Colorado tax evader pleads guilty to fleeing to avoid serving five-year prison sentence

 

Date: June 19, 2020

Contact: newsroom@ci.irs.gov

A Colorado tax defier pleaded guilty yesterday to failing to surrender to serve his prison sentence for tax evasion and illegal possession of a firearm.

Birk was convicted by a jury in July 2019 of tax evasion. According to court documents and evidence presented at trial, Birk founded a sole proprietorship, Tarryall River Log Homes LLC, which sold and built log homes. Although the company was profitable, Birk did not voluntarily pay federal taxes on its income. When the Internal Revenue Service (IRS) began collection efforts, Birk hired a tax firm to prepare eight years' worth of delinquent tax returns, but concealed from the firm $400,000 of retirement distributions. Even after filing returns, Birk still did not pay what the returns acknowledged he owed in taxes. Instead, he sent the IRS threatening correspondence and sought to impede its efforts to seize money from his bank accounts.
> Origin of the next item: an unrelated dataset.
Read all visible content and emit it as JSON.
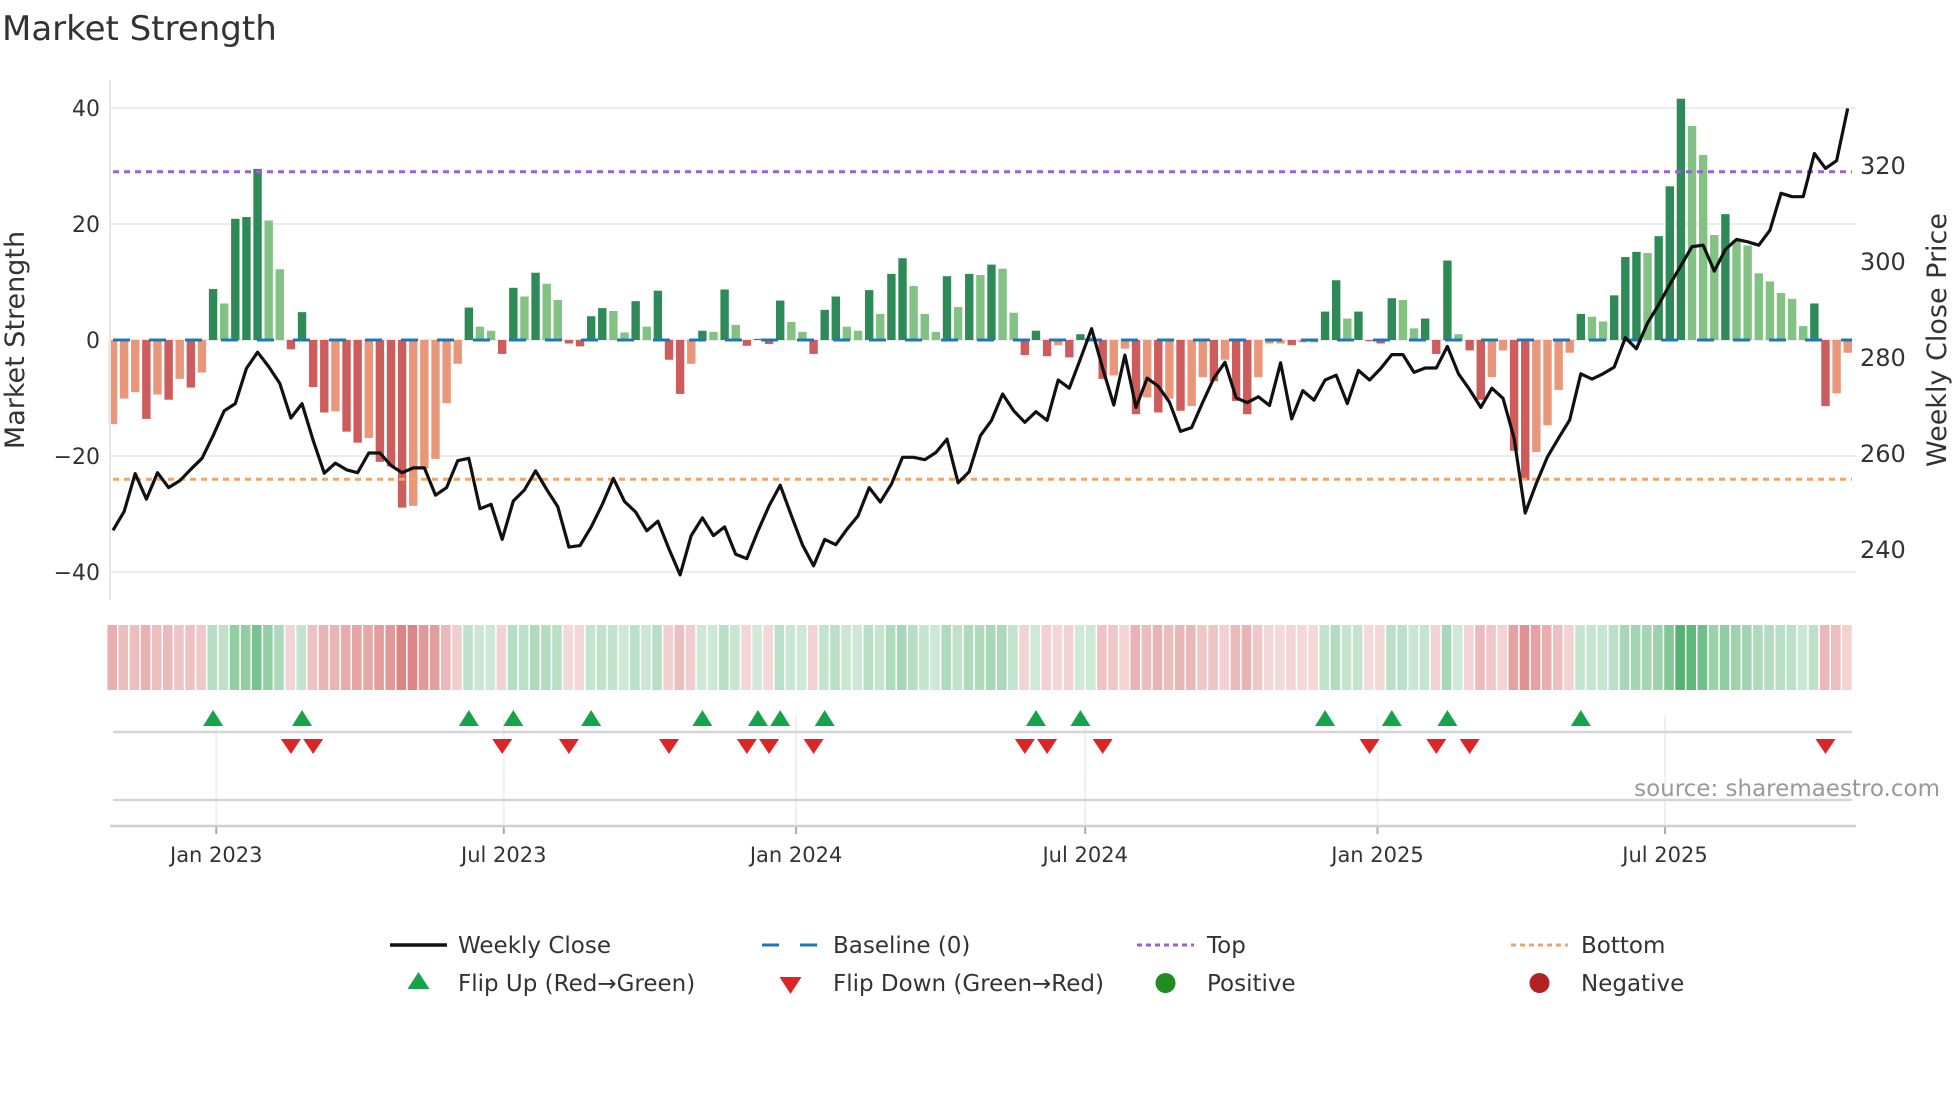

He did not file returns or make any tax payments for 2006 through 2018.

Based on this conduct, on Oct. 30, 2019, U.S. District Judge Robert E. Blackburn sentenced Birk to 60 months in prison, to serve three years of supervised release, and to pay restitution to the IRS in the amount of $1,858,826.
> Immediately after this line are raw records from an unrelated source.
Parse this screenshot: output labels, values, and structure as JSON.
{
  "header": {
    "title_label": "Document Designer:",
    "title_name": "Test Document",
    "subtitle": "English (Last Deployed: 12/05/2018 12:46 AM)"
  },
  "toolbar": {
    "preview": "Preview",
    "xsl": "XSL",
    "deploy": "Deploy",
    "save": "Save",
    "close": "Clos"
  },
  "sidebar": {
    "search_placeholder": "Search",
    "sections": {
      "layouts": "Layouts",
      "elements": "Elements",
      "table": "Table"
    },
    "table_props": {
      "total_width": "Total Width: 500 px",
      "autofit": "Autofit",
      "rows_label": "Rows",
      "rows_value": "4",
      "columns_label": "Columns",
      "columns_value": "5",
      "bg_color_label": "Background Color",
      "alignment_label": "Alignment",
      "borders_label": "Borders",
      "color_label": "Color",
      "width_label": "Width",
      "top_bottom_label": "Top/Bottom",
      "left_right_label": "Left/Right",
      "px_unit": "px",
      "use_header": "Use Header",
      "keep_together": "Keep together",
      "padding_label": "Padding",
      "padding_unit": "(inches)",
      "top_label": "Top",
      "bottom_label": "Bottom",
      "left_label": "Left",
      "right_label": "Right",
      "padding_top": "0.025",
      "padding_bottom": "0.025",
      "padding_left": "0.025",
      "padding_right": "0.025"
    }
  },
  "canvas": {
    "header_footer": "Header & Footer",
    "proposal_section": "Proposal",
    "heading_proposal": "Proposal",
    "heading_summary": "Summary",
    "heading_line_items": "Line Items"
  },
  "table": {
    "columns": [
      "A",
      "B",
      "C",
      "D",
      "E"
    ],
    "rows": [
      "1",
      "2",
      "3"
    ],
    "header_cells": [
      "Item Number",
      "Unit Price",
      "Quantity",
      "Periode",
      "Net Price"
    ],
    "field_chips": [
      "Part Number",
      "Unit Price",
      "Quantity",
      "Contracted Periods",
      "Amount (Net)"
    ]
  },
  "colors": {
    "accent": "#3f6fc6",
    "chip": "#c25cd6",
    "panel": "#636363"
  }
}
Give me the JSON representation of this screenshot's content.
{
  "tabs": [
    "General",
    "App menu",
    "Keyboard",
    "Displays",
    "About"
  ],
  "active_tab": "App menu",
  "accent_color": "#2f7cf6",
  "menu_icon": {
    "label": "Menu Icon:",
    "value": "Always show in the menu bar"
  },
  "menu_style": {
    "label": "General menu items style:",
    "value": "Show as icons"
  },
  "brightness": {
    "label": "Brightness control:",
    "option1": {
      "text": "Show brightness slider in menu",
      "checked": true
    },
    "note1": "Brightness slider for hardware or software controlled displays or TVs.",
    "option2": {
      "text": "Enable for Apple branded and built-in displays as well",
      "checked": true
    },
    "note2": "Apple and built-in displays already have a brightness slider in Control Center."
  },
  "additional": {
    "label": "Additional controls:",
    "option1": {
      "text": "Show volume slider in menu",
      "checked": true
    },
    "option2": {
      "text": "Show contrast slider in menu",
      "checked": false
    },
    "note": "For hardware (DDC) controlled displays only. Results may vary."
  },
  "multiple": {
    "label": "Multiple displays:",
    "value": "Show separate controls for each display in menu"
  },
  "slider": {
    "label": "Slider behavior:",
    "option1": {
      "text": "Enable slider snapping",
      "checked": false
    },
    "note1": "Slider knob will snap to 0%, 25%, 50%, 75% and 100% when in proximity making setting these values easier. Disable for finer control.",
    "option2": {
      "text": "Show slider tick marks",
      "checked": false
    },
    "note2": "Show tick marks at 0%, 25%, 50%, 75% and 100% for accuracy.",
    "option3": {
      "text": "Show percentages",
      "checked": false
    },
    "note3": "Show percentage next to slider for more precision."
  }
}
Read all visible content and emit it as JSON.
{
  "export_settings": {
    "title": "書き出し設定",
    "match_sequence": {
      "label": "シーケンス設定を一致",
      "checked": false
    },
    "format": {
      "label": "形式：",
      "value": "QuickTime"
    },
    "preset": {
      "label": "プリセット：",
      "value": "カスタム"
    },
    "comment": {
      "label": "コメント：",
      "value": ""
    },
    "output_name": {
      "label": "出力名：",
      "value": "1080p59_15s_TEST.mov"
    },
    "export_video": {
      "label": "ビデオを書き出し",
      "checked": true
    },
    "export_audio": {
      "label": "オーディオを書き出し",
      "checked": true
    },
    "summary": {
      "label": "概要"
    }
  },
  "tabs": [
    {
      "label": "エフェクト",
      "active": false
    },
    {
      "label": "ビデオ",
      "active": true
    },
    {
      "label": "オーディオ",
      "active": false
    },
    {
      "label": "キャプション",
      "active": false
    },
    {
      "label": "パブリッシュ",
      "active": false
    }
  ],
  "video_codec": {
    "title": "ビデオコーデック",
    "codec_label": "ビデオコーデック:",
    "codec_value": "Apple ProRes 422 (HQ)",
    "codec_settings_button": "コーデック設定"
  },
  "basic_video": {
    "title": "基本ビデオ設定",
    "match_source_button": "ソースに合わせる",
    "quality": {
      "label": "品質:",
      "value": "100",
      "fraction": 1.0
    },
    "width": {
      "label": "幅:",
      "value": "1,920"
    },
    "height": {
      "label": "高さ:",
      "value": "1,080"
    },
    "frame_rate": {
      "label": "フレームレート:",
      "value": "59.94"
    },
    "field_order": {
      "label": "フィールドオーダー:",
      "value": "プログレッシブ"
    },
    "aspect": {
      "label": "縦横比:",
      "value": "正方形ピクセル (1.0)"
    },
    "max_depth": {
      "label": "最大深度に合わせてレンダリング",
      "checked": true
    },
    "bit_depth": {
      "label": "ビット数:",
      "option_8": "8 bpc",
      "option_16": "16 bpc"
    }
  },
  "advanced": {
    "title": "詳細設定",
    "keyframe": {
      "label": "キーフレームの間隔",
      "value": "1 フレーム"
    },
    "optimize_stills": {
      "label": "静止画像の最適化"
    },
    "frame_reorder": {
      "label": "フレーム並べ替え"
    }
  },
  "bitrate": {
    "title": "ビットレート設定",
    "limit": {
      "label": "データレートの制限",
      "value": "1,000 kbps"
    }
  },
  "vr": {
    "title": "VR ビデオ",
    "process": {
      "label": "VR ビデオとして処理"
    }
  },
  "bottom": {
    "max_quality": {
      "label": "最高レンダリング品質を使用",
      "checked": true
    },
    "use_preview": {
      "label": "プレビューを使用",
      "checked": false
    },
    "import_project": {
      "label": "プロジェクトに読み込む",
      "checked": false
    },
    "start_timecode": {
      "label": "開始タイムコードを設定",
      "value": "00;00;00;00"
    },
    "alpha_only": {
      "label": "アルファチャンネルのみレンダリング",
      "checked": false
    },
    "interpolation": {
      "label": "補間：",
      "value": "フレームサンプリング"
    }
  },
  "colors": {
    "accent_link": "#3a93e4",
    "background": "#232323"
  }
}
According to court documents and statements made in court, Birk was ordered to report to prison in November 2019 to serve his sentence. Instead, he fled Colorado with a fully automatic assault rifle, two pistols, over a dozen loaded magazines, hundreds of additional rounds of ammunition, ballistic helmets, ballistic vests, and gas masks. Birk remained a fugitive until he was caught and arrested in Florida in January 2020 and has been in custody ever since.

Judge Blackburn scheduled sentencing for Sept. 10, 2020. At sentencing, Birk faces a maximum sentence of five years' imprisonment for his failure to appear, and ten years' imprisonment for possession of a firearm after being convicted of a felony, in addition to the 60-month term of imprisonment previously imposed.
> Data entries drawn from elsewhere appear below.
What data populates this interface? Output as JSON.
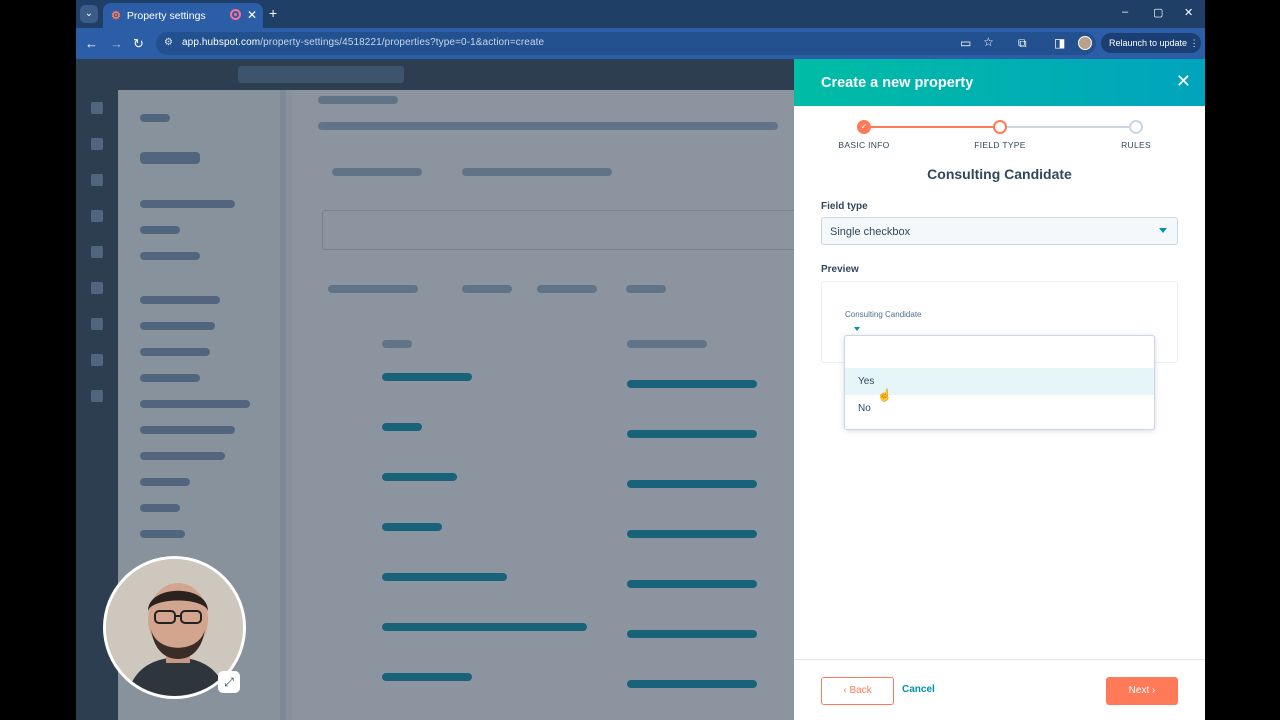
{
  "browser": {
    "tab_title": "Property settings",
    "tab_close": "✕",
    "new_tab": "+",
    "url_host": "app.hubspot.com",
    "url_path": "/property-settings/4518221/properties?type=0-1&action=create",
    "relaunch_label": "Relaunch to update",
    "window_controls": [
      "–",
      "▢",
      "✕"
    ]
  },
  "panel": {
    "title": "Create a new property",
    "close_glyph": "✕",
    "steps": [
      {
        "label": "BASIC INFO",
        "state": "complete"
      },
      {
        "label": "FIELD TYPE",
        "state": "active"
      },
      {
        "label": "RULES",
        "state": "pending"
      }
    ],
    "property_name": "Consulting Candidate",
    "field_type_label": "Field type",
    "field_type_value": "Single checkbox",
    "preview_label": "Preview",
    "preview_field_label": "Consulting Candidate",
    "dropdown_options": [
      {
        "label": "",
        "state": "normal"
      },
      {
        "label": "Yes",
        "state": "hover"
      },
      {
        "label": "No",
        "state": "normal"
      }
    ],
    "back_label": "Back",
    "cancel_label": "Cancel",
    "next_label": "Next"
  },
  "colors": {
    "header_gradient_start": "#00bda5",
    "header_gradient_end": "#00a4bd",
    "accent_orange": "#ff7a59",
    "link_teal": "#0091ae",
    "text_dark": "#33475b"
  },
  "icons": {
    "close": "close-icon",
    "caret": "caret-down-icon",
    "check": "check-icon",
    "cursor": "hand-pointer-icon",
    "expand": "expand-icon"
  }
}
IRS special agents and United States Marshall Service conducted the investigation. Department of Justice Trial Attorneys Elizabeth C. Hadden and Christopher Magnani are prosecuting the case.